The following excerpts appeared originally in a press release on Mayo Clinic's website. Click here to view the full article.
"Mayo Clinic researchers have developed a method to reduce the production of alpha-synuclein in the brain. Alpha-synuclein is a protein that is believed to be central to the cause of Parkinson's disease. All patients with Parkinson's disease have abnormal accumulations of alpha-synuclein protein in the brain.
"The new method involves the delivery of RNA interference compounds directly to selected areas of the brain via injection. The RNA interference compounds silence the gene that produces alpha-synuclein, according to the Mayo researchers. The study was published this month in Molecular Neurodegeneration..."
"Our next step with this research is to test the therapy in mice and primates with experimental forms of Parkinson's disease and prove that we are able to stop the disease progression in those animals," says Dr. Farrer. "We are hopeful, as preliminary studies suggest this is possible."
"It is important to note that there are significant hurdles to this therapy. The compound needs to be directly delivered to the brain through a neurosurgical procedure — it cannot be given by mouth or injection into a vein," says Dr. Maraganore. "We envision that the therapy would be delivered through Food and Drug Administration (FDA)-approved devices currently used for deep brain stimulation therapy. The deep brain stimulation would treat the existing symptoms of Parkinson's disease, while the administration of the RNA interference compounds might halt the progression of the disease..."

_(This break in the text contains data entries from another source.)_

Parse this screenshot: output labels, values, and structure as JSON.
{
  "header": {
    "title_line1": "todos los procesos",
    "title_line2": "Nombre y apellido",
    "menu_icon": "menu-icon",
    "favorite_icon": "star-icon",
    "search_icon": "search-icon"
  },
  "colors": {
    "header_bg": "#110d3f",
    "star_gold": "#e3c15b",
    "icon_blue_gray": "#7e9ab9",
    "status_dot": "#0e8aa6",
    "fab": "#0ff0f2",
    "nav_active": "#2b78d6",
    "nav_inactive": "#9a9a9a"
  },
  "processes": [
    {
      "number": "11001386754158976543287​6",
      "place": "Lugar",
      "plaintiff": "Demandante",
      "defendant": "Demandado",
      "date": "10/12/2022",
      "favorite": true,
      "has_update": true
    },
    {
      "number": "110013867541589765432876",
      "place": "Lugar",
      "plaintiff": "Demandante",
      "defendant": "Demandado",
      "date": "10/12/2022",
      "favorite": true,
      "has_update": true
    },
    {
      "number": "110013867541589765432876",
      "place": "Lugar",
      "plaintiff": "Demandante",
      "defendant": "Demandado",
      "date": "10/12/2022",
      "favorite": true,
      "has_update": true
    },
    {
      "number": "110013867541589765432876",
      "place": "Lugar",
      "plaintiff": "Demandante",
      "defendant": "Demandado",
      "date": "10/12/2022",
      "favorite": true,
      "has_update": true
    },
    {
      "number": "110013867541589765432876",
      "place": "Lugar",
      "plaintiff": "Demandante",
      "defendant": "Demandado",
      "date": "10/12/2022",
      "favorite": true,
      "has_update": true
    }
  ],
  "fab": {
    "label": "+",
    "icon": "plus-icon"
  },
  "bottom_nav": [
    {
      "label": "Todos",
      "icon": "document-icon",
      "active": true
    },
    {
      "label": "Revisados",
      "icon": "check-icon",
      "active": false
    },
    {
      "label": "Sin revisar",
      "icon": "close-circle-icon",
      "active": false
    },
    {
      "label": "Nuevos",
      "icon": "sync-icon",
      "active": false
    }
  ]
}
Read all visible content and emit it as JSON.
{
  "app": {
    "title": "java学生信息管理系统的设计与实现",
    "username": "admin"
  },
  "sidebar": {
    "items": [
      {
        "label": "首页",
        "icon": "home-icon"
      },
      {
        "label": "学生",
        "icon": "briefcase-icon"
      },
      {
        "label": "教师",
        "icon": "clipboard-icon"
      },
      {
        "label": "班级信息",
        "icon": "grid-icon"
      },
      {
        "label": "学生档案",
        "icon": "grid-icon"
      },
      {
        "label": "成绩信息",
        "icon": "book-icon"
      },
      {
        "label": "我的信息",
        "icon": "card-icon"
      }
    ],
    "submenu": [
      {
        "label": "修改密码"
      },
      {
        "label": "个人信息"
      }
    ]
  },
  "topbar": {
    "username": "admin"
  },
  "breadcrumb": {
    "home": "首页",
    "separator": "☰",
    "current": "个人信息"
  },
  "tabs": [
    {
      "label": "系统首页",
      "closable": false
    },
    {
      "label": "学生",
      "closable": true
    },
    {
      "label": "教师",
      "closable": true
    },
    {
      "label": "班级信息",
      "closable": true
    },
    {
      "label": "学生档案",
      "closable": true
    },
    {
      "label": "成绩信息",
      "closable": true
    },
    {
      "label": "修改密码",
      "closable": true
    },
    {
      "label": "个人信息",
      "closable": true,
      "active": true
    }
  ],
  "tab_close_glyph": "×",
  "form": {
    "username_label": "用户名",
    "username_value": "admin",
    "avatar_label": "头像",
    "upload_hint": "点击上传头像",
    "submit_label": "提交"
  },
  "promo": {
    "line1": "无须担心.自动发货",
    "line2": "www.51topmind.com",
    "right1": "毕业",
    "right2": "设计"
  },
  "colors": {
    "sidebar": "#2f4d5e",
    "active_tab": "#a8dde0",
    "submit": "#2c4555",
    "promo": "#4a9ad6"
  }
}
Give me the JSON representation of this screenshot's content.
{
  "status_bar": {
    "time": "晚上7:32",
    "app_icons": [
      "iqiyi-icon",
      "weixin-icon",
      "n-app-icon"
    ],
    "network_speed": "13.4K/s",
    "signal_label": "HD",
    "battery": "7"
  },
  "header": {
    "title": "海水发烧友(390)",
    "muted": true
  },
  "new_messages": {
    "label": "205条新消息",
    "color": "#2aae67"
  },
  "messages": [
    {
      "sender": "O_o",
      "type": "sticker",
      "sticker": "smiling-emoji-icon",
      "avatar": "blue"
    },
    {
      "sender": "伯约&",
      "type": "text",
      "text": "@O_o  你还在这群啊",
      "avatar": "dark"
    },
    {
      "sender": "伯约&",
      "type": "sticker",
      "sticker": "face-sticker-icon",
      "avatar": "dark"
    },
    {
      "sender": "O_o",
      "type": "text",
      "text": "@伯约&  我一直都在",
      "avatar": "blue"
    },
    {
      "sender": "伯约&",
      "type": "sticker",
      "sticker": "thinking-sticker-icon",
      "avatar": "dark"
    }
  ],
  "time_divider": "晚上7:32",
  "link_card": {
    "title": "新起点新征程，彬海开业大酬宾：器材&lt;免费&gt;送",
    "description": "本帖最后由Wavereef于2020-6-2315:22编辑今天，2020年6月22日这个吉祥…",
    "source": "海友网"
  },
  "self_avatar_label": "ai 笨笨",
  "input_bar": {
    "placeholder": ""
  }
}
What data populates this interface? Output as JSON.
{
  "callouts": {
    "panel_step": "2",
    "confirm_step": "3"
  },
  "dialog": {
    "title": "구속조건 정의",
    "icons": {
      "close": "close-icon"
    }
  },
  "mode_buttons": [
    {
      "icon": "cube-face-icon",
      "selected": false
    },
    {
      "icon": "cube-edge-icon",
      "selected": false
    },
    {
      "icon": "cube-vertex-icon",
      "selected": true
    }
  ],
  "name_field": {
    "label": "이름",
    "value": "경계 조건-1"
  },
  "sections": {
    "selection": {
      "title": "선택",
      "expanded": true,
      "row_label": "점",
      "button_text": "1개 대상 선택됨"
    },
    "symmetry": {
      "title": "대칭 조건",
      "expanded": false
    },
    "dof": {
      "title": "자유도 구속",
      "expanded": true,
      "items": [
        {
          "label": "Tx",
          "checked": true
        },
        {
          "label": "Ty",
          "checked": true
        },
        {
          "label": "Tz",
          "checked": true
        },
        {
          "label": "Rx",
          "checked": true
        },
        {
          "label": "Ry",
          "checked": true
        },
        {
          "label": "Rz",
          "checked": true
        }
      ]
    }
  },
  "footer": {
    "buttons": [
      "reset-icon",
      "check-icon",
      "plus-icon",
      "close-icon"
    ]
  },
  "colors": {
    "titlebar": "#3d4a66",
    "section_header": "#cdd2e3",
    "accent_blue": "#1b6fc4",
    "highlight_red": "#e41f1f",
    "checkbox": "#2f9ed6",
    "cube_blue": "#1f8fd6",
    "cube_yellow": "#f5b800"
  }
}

"Alpha-synuclein protein also accumulates abnormally in other brain degenerations, including multiple system atrophy (MSA) and dementia with Lewy bodies. Therefore, Mayo researchers expect that RNA interference therapy could be beneficial for patients with those conditions."